Two commercially produced growth media made of light, low humified sphagnum peat, were used to determine how filling into containers affects the particle size distribution and water retention characteristics of peat.

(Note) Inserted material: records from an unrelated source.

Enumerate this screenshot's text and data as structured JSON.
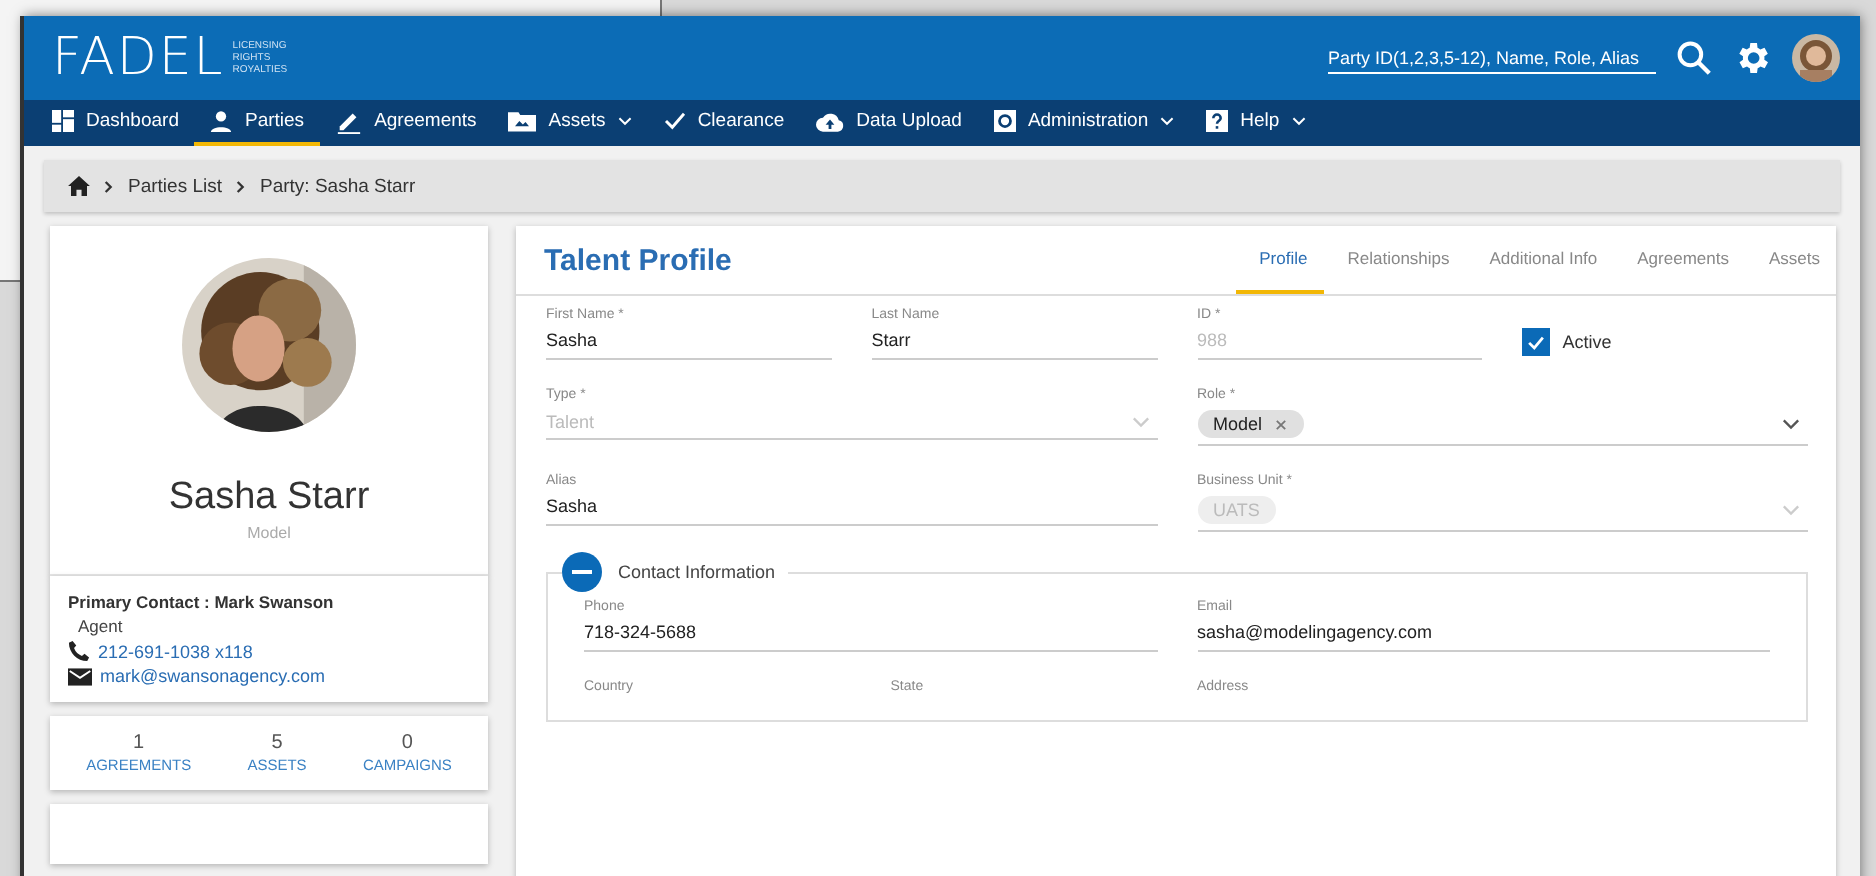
{
  "header": {
    "logo": "FADEL",
    "tagline": [
      "LICENSING",
      "RIGHTS",
      "ROYALTIES"
    ],
    "search": {
      "placeholder": "Party ID(1,2,3,5-12), Name, Role, Alias"
    }
  },
  "nav": [
    {
      "label": "Dashboard",
      "dropdown": false,
      "selected": false
    },
    {
      "label": "Parties",
      "dropdown": false,
      "selected": true
    },
    {
      "label": "Agreements",
      "dropdown": false,
      "selected": false
    },
    {
      "label": "Assets",
      "dropdown": true,
      "selected": false
    },
    {
      "label": "Clearance",
      "dropdown": false,
      "selected": false
    },
    {
      "label": "Data Upload",
      "dropdown": false,
      "selected": false
    },
    {
      "label": "Administration",
      "dropdown": true,
      "selected": false
    },
    {
      "label": "Help",
      "dropdown": true,
      "selected": false
    }
  ],
  "breadcrumb": [
    "Parties List",
    "Party: Sasha Starr"
  ],
  "profile": {
    "name": "Sasha Starr",
    "role": "Model",
    "primary_contact": {
      "title": "Primary Contact : Mark Swanson",
      "role": "Agent",
      "phone": "212-691-1038 x118",
      "email": "mark@swansonagency.com"
    },
    "stats": [
      {
        "count": "1",
        "label": "AGREEMENTS"
      },
      {
        "count": "5",
        "label": "ASSETS"
      },
      {
        "count": "0",
        "label": "CAMPAIGNS"
      }
    ]
  },
  "main": {
    "title": "Talent Profile",
    "tabs": [
      {
        "label": "Profile",
        "selected": true
      },
      {
        "label": "Relationships",
        "selected": false
      },
      {
        "label": "Additional Info",
        "selected": false
      },
      {
        "label": "Agreements",
        "selected": false
      },
      {
        "label": "Assets",
        "selected": false
      }
    ],
    "rows": [
      [
        {
          "kind": "text",
          "label": "First Name *",
          "value": "Sasha",
          "disabled": false
        },
        {
          "kind": "text",
          "label": "Last Name",
          "value": "Starr",
          "disabled": false
        },
        {
          "kind": "text",
          "label": "ID *",
          "value": "988",
          "disabled": true
        },
        {
          "kind": "checkbox",
          "label": "Active",
          "checked": true
        }
      ],
      [
        {
          "kind": "select",
          "label": "Type *",
          "value": "Talent",
          "disabled": true
        },
        {
          "kind": "chips",
          "label": "Role *",
          "chips": [
            "Model"
          ],
          "disabled": false
        }
      ],
      [
        {
          "kind": "text",
          "label": "Alias",
          "value": "Sasha",
          "disabled": false
        },
        {
          "kind": "chips",
          "label": "Business Unit *",
          "chips": [
            "UATS"
          ],
          "disabled": true
        }
      ]
    ],
    "contact": {
      "title": "Contact Information",
      "expanded": true,
      "fields": [
        {
          "kind": "text",
          "label": "Phone",
          "value": "718-324-5688",
          "disabled": false
        },
        {
          "kind": "text",
          "label": "Email",
          "value": "sasha@modelingagency.com",
          "disabled": false
        },
        {
          "kind": "label",
          "label": "Country"
        },
        {
          "kind": "label",
          "label": "State"
        },
        {
          "kind": "label",
          "label": "Address"
        }
      ]
    }
  }
}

It was shown that the filling procedure used broke up the peat particles, resulting in a significant increase in the proportion of particles < 1 mm (g·g-1). Due to the increased proportion of fine particles, the water retention of the peat media increased under wet conditions (-0.1 kPa matric potential), while the air-filled porosity decreased to nearly 0. Also, at matric potentials lower than -0.1 kPa, the reduction in air-filled porosity may restrict aeration and availability of oxygen to roots, thus reducing growth of plants.
If the inline PDF is not rendering correctly, you can download the PDF file here.